» **REQUIRED ACTION**: Collect the lines of the entries where "closing" shows up.

» **INPUT DATA**:
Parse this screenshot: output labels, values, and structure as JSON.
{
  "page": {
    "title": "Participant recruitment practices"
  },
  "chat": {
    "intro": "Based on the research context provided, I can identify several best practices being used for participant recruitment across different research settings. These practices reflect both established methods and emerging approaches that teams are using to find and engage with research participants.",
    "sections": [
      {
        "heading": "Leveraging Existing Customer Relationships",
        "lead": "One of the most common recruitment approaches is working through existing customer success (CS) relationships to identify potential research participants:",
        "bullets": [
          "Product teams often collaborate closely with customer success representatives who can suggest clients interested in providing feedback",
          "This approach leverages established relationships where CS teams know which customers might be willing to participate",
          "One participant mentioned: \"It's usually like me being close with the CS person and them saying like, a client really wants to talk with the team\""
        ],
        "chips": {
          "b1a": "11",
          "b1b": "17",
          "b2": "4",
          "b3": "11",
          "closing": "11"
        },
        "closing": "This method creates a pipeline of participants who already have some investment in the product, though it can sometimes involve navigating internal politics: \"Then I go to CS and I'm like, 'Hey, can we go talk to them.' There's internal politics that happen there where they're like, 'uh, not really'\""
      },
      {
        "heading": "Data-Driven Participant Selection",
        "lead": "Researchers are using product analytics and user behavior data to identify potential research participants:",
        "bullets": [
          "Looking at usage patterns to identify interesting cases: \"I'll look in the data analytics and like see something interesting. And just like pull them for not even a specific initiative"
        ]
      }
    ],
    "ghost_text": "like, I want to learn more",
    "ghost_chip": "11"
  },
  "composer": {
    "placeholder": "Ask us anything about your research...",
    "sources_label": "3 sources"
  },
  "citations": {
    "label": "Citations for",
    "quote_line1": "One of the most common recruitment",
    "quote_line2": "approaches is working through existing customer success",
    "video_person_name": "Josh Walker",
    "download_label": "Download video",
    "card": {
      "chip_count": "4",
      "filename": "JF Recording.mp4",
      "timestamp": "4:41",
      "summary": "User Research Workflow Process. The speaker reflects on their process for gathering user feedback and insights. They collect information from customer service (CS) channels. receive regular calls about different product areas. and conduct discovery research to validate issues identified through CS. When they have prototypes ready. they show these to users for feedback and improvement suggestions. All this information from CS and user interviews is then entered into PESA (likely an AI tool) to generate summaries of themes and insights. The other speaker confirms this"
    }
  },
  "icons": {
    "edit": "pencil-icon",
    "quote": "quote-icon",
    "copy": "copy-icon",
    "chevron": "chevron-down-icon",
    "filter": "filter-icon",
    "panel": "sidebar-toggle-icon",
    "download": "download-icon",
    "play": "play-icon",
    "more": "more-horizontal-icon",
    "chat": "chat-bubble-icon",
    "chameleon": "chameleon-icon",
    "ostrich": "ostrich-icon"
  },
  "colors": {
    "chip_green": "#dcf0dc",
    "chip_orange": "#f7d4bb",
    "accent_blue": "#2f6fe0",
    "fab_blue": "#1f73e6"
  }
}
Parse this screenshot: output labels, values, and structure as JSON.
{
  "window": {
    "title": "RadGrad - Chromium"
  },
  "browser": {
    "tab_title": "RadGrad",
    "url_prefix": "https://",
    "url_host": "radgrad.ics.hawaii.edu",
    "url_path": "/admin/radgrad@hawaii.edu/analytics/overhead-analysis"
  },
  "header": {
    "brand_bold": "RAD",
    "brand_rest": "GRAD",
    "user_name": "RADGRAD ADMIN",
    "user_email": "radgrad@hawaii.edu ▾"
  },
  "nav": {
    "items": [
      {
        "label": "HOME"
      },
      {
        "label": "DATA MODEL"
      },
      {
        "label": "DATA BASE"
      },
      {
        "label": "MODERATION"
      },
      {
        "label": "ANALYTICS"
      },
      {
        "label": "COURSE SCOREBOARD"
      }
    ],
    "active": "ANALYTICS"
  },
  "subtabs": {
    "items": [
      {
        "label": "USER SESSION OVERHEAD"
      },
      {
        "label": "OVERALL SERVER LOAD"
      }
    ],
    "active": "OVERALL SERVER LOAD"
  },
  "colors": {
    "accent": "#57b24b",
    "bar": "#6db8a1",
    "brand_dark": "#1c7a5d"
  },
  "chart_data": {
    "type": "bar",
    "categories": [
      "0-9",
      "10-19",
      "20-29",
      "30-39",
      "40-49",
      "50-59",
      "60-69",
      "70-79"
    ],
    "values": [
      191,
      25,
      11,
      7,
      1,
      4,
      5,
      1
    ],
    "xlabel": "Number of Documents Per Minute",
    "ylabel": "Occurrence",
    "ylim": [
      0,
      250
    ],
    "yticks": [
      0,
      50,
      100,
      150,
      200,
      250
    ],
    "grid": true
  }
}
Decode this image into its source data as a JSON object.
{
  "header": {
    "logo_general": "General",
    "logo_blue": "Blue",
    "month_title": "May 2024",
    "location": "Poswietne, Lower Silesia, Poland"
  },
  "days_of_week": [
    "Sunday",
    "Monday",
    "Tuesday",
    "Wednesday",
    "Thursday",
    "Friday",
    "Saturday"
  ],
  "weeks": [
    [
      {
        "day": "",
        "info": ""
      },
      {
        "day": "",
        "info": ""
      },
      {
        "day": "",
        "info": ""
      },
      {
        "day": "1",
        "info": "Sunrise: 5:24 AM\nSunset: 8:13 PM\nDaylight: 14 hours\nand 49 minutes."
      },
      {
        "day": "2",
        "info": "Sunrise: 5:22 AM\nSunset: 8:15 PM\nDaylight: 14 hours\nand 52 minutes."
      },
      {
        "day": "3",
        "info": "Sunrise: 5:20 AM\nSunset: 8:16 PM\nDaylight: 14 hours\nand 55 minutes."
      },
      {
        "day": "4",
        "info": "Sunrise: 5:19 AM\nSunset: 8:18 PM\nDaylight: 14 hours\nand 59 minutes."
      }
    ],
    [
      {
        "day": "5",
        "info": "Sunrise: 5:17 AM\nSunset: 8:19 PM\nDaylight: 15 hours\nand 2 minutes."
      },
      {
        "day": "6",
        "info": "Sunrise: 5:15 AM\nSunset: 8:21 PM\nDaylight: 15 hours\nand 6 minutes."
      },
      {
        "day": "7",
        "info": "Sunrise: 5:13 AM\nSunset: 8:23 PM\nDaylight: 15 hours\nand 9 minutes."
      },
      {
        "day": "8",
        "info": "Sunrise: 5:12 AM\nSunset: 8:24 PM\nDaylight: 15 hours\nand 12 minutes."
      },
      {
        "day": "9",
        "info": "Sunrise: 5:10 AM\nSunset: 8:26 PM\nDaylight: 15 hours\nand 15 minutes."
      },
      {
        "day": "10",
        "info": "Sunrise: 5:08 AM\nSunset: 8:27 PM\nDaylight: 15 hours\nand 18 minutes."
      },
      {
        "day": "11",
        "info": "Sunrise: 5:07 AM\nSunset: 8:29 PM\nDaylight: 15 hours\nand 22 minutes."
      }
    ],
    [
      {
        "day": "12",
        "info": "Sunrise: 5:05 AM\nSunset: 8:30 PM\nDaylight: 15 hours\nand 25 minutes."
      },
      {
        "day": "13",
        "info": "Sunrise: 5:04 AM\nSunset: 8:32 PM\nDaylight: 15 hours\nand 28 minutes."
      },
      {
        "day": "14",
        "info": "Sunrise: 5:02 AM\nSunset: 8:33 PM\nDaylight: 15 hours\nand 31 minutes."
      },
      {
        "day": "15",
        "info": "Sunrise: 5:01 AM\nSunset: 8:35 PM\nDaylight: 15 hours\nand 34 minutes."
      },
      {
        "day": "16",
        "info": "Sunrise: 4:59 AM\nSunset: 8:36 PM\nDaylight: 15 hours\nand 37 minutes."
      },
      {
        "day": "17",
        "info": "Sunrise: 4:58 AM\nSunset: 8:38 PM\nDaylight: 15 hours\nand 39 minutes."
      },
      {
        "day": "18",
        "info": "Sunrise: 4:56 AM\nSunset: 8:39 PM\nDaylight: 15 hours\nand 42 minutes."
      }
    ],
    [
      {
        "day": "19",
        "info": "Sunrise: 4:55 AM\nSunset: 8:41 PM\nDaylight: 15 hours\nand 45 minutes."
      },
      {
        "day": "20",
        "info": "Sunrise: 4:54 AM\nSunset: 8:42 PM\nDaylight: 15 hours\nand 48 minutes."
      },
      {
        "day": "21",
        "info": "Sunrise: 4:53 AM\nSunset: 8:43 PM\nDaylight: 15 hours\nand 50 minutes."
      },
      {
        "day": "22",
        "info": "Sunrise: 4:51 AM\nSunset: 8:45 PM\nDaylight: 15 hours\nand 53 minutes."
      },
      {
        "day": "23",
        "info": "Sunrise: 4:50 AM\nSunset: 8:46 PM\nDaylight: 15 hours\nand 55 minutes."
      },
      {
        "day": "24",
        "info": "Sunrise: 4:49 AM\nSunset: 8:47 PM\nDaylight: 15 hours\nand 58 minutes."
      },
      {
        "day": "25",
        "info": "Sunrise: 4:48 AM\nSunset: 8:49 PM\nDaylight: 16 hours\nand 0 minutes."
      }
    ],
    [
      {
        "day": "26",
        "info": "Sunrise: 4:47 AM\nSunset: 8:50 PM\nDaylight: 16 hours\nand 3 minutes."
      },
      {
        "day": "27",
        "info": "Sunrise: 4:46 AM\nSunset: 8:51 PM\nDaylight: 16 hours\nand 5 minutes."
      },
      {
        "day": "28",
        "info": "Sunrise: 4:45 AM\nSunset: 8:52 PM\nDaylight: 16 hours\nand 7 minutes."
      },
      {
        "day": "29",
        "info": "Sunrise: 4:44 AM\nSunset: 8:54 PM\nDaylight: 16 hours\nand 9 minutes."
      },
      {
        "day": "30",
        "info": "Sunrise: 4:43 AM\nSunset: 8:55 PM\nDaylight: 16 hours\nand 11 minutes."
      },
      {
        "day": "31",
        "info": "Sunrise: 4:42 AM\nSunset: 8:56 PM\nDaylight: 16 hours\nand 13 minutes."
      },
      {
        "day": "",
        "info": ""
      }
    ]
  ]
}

» **EXERCISE OUTPUT**:
          "closing": "11"
        "closing": "This method creates a pipeline of participants who already have some investment in the product, though it can sometimes involve navigating internal politics: \"Then I go to CS and I'm like, 'Hey, can we go talk to them.' There's internal politics that happen there where they're like, 'uh, not really'\""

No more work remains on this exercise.